Problem to solve:
Tally up the lines below that include the word "this". Answer with the number alone.

[Dataset excerpts]
++++++++
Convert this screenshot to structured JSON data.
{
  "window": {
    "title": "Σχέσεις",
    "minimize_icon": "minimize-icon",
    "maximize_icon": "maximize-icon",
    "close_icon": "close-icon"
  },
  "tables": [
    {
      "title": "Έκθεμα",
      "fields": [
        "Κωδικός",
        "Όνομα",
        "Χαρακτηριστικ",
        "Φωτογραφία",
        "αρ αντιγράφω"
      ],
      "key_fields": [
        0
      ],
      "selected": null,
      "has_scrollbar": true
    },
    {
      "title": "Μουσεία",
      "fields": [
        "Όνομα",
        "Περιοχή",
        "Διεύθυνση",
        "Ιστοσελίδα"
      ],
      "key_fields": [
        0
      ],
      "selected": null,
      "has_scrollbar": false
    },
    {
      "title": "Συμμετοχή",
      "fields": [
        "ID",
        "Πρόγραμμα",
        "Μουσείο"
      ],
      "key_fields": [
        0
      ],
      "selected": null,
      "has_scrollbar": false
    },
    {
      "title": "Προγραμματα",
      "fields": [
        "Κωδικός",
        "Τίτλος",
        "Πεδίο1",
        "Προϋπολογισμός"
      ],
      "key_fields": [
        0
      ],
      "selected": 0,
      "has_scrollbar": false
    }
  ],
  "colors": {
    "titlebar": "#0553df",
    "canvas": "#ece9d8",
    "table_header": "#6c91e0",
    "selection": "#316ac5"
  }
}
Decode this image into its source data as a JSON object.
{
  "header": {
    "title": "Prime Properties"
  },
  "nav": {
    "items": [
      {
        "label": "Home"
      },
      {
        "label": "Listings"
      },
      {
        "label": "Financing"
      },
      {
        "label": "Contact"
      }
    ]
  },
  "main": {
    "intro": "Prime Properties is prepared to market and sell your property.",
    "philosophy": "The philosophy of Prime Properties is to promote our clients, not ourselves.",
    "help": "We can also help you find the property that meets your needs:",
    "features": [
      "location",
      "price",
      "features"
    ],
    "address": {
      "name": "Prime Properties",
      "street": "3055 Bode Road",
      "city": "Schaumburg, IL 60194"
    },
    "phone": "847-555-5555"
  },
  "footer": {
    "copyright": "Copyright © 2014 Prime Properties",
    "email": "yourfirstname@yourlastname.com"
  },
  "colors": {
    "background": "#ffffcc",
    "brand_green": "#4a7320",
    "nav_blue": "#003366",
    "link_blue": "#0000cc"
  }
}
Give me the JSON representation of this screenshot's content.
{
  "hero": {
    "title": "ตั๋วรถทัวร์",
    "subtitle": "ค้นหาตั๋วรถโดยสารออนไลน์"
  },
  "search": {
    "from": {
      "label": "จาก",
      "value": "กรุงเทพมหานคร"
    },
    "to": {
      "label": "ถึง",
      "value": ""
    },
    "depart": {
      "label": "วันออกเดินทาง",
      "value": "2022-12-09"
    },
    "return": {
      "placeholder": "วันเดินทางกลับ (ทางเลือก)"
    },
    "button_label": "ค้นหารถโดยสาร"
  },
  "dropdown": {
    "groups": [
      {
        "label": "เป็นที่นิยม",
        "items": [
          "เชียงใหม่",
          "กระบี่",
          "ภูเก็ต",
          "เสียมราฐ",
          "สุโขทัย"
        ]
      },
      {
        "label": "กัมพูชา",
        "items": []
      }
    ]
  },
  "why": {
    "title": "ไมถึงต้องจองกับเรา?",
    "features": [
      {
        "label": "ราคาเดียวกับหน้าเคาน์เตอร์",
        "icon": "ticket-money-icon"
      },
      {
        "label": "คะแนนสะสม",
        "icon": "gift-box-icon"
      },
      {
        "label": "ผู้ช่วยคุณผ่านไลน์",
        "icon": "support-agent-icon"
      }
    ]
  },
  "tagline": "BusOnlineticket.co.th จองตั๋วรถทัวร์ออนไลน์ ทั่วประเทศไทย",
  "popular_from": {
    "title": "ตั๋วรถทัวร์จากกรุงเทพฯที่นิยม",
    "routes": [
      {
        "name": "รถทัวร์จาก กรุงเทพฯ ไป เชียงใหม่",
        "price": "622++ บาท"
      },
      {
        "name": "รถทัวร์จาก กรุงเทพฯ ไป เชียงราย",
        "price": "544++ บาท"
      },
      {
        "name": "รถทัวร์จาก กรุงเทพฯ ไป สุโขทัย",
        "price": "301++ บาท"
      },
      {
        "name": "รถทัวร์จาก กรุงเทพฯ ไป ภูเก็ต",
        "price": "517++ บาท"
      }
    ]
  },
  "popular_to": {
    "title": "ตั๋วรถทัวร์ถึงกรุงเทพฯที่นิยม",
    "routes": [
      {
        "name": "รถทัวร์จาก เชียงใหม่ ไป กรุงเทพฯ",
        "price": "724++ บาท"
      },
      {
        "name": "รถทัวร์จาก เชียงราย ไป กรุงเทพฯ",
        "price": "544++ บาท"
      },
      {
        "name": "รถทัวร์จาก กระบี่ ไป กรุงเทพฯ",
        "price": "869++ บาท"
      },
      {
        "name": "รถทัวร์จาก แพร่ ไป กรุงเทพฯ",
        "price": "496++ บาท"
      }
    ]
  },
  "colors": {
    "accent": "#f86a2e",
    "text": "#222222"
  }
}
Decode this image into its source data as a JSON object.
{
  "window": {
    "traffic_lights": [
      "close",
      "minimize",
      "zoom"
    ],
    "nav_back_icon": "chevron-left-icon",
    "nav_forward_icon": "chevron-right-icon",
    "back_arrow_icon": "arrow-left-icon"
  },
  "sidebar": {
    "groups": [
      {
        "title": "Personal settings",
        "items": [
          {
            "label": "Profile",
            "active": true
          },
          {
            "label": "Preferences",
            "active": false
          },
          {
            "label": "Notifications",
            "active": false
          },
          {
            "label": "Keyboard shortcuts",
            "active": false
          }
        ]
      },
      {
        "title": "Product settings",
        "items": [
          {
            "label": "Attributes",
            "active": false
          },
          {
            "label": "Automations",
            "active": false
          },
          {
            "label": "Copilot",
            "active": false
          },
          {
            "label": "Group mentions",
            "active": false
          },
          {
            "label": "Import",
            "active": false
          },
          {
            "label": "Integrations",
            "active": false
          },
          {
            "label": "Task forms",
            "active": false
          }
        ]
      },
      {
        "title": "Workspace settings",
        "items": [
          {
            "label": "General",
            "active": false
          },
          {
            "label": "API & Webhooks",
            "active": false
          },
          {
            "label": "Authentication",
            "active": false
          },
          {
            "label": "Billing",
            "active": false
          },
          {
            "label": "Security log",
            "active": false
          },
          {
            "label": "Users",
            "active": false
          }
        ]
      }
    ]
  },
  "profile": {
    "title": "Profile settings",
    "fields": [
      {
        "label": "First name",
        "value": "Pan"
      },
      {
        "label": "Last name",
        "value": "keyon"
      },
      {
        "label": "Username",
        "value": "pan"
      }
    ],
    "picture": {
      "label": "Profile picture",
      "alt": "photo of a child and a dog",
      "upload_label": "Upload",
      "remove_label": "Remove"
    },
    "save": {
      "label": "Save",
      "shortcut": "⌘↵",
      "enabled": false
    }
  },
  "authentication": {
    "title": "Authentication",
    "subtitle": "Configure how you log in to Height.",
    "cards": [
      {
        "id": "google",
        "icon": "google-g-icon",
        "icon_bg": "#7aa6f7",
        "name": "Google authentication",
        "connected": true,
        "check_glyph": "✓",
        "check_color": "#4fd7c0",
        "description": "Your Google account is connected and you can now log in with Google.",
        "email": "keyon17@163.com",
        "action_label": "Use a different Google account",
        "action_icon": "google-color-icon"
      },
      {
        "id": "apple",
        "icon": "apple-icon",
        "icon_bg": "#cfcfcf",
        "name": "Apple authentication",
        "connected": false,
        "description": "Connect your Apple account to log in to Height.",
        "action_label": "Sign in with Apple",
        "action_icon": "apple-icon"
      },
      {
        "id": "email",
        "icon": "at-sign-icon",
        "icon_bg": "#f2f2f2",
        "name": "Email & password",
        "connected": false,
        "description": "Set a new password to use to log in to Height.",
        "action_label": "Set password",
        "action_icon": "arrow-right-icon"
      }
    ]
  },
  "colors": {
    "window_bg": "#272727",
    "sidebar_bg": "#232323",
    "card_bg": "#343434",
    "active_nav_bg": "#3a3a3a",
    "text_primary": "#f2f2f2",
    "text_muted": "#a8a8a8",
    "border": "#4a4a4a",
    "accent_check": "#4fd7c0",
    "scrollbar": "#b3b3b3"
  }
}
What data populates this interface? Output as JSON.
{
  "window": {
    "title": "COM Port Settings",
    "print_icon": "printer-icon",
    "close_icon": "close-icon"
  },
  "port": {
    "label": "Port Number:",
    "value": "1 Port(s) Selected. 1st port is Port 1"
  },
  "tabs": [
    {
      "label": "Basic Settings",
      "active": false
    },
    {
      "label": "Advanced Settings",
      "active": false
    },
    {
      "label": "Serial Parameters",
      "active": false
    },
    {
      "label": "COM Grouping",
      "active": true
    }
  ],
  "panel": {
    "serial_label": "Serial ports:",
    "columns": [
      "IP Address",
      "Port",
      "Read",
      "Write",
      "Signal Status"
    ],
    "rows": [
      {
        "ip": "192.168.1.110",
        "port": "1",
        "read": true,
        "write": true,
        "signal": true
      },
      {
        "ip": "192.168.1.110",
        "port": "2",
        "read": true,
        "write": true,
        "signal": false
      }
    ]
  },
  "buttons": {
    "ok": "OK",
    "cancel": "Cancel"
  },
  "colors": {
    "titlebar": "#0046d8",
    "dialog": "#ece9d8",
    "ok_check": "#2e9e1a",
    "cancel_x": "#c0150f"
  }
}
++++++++
Solution:
5